The European Commission has recognised that a prudential framework designed for banks should be simplified for non-banks and has therefore published legislative proposals that aim to introduce more proportionate and risk-sensitive rules for investment firms. Under these proposals, the vast majority of investment firms in the EU would no longer be subject to rules that were originally designed for banks. At the same time, the largest and most systemic investment firms would be subject to the same regime as European banks and regulated as banks.
The proposed framework is based on a firm’s actual activities, its market presence and risk profile, and to achieve this, a proportionate approach is proposed. The proposal includes:
- new and simpler prudential rules for the large majority of investment firms which are not systemic, without compromising financial stability; and
- amended rules to ensure that large, systemic investment firms which carry out bank-like activities and pose similar risks as banks are regulated and supervised like banks. As a consequence, the European Central Bank, in its supervisory capacity, (the Single Supervisory Mechanism) would supervise such systemic investment firms in the Banking Union. This will ensure level playing field between the large and systemic financial institutions.
Firms are divided into three classes.
- Class 1 – Those systemic investment firms which carry out certain bank-like activities (i.e. underwriting and dealing on own account) and have assets over €30 billion. These systemic firms will be regulated as banks and fully subject to the same treatment as banks.
- Class 2 – For larger non-systemic firms, the rules introduce a new way of measuring their risks based on their business models using K-factors. For firms which trade financial instruments, these will be combined with a simplified version of existing rules.
- Class 3 – The capital requirements for the smallest and least risky investment firms will be set in a simpler way. The rules will be comprehensive and robust enough to capture the risks of investment firms, yet flexible enough to cater to various business models and ensure that these firms can remain commercially-viable. These firms would not be subject to any additional requirements on corporate governance or remuneration.

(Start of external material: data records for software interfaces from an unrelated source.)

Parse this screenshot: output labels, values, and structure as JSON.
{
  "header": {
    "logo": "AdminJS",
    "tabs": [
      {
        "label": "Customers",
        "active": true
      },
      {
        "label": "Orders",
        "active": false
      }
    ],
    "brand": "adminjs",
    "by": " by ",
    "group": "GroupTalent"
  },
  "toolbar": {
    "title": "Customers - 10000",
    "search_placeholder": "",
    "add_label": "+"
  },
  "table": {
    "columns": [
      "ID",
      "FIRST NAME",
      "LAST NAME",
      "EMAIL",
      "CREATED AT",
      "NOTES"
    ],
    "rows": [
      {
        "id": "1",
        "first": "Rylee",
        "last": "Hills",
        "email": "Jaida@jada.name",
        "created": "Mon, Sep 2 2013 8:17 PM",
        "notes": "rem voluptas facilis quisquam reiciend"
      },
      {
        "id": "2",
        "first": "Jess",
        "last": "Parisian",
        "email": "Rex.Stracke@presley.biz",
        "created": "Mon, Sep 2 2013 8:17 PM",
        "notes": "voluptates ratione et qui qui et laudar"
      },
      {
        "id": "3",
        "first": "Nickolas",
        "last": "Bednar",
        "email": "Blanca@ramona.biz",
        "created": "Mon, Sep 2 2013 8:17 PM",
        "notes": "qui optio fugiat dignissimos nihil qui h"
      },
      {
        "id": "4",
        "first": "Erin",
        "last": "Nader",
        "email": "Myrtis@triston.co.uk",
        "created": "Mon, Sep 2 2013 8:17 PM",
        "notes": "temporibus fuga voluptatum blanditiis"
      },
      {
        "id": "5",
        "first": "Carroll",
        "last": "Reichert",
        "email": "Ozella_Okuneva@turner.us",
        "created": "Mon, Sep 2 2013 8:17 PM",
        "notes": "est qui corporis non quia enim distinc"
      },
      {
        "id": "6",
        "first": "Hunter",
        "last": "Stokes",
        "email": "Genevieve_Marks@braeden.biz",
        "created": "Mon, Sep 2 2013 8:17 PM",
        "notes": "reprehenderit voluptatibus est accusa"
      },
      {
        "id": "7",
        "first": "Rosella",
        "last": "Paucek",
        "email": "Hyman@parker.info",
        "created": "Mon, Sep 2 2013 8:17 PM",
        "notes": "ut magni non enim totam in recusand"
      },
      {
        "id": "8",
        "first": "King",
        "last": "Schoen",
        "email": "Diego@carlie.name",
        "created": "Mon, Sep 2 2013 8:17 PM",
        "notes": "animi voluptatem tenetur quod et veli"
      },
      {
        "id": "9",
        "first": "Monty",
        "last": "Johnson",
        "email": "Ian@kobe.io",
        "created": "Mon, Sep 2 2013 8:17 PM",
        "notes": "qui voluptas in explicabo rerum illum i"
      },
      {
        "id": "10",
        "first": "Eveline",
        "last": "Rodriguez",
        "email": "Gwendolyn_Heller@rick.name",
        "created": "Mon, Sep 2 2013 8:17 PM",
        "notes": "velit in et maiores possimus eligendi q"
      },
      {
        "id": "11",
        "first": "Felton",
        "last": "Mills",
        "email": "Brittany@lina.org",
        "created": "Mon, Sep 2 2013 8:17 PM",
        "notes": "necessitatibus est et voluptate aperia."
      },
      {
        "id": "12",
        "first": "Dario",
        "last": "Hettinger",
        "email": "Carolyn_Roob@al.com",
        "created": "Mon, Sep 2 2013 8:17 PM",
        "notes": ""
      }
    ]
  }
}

The ECON committee of the European Parliament has adopted the Commission proposals albeit with some amendments.
Some of the changes are:

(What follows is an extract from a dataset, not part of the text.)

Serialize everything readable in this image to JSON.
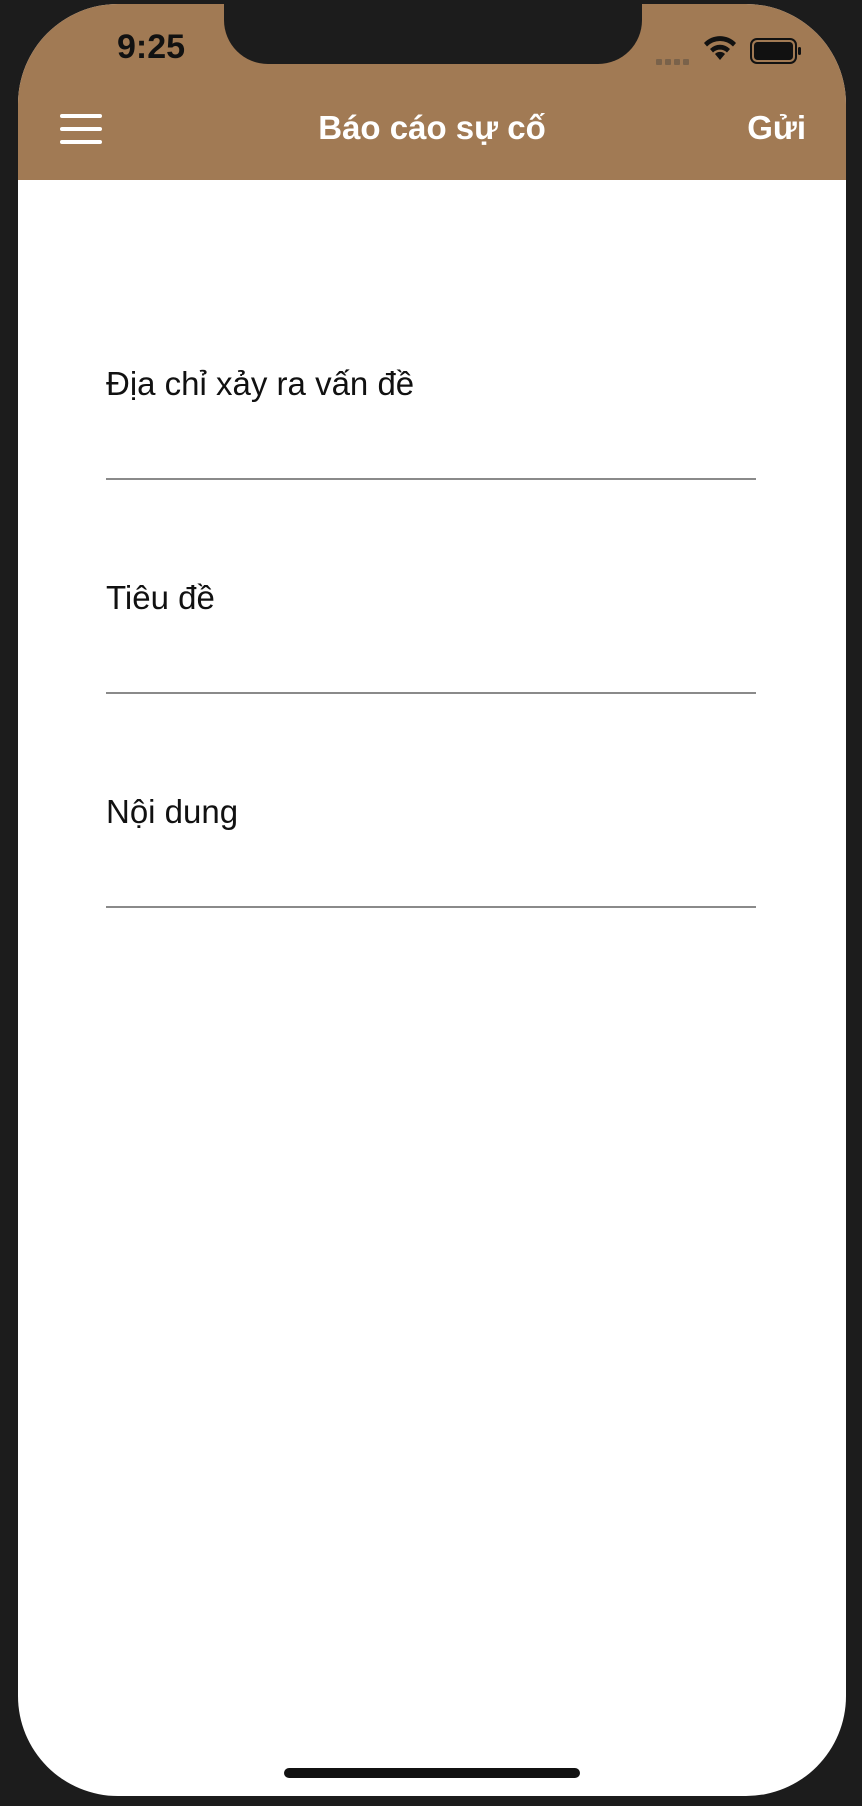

- Increasing some thresholds for client money and safeguarded assets to keep more Class 3 firms out of Class 2
- Revised definitions of K-factors such as removing investment advice from assets under management K-factor (K-AUM) and eliminating the overlap between the latter and client orders handled (K-COH)

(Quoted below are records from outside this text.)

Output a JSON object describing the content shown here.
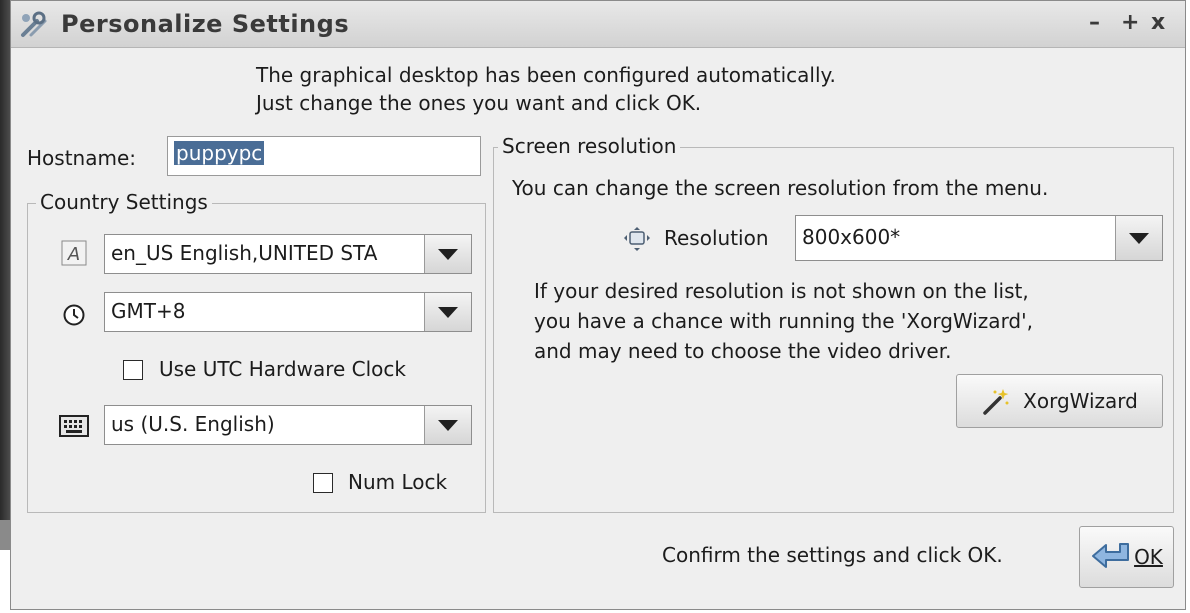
{
  "window": {
    "title": "Personalize Settings",
    "controls": {
      "minimize": "–",
      "maximize": "+",
      "close": "x"
    }
  },
  "intro": {
    "line1": "The graphical desktop has been configured automatically.",
    "line2": "Just change the ones you want and click OK."
  },
  "hostname": {
    "label": "Hostname:",
    "value": "puppypc"
  },
  "country": {
    "group_title": "Country Settings",
    "locale_icon_text": "A",
    "locale_value": "en_US English,UNITED STA",
    "timezone_value": "GMT+8",
    "utc_label": "Use UTC Hardware Clock",
    "utc_checked": false,
    "keyboard_value": "us (U.S. English)",
    "numlock_label": "Num Lock",
    "numlock_checked": false
  },
  "screen": {
    "group_title": "Screen resolution",
    "info": "You can change the screen resolution from the menu.",
    "resolution_label": "Resolution",
    "resolution_value": "800x600*",
    "help_line1": "If your desired resolution is not shown on the list,",
    "help_line2": "you have a chance with running the 'XorgWizard',",
    "help_line3": "and may need to choose the video driver.",
    "wizard_button": "XorgWizard"
  },
  "footer": {
    "confirm_text": "Confirm the settings and click OK.",
    "ok_button": "OK"
  },
  "icons": [
    "tools-icon",
    "font-icon",
    "clock-icon",
    "keyboard-icon",
    "monitor-resize-icon",
    "magic-wand-icon",
    "ok-arrow-icon"
  ]
}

- Different haircuts for segregated client money held (K-CMH) and non-segregated
- Allowing firms that deal on own account to remain on CRR if they so wish
- Widening the definition of liquid assets to include cash at bank and certain liquid financial instruments
- All firms will have to hold PII
Parliament and the Council will now begin negotiations and if agreement is reached before the end of the current session of Parliament, then the Regulation and Directive could come in effect as early as 2020. However, if agreement is not reached, 2021 is a more likely date.
This is hopefully the beginning of the end for the more disproportionate parts of CRD for many investment firms. For non-MiFID investment firms, the FCA may take the opportunity to align its own rules with the new approach. Whilst there will be some simplification of prudential compliance for some investment firms, it may not reduce regulatory capital requirements for all and indeed, for some firms, the prudential burden may well increase – for example, exempt CAD firms.
We recommend that you work out which class you will fall into and model the capital you will need based on the latest ECON proposals and plan for any shortfall. We can help you do all of this.
Please get in touch to find out how we can help you prepare for the changes and challenges ahead.
Prudential regime updates from September:
|ECON votes to adopt draft reports on the revised framework||Press release||24.09.18|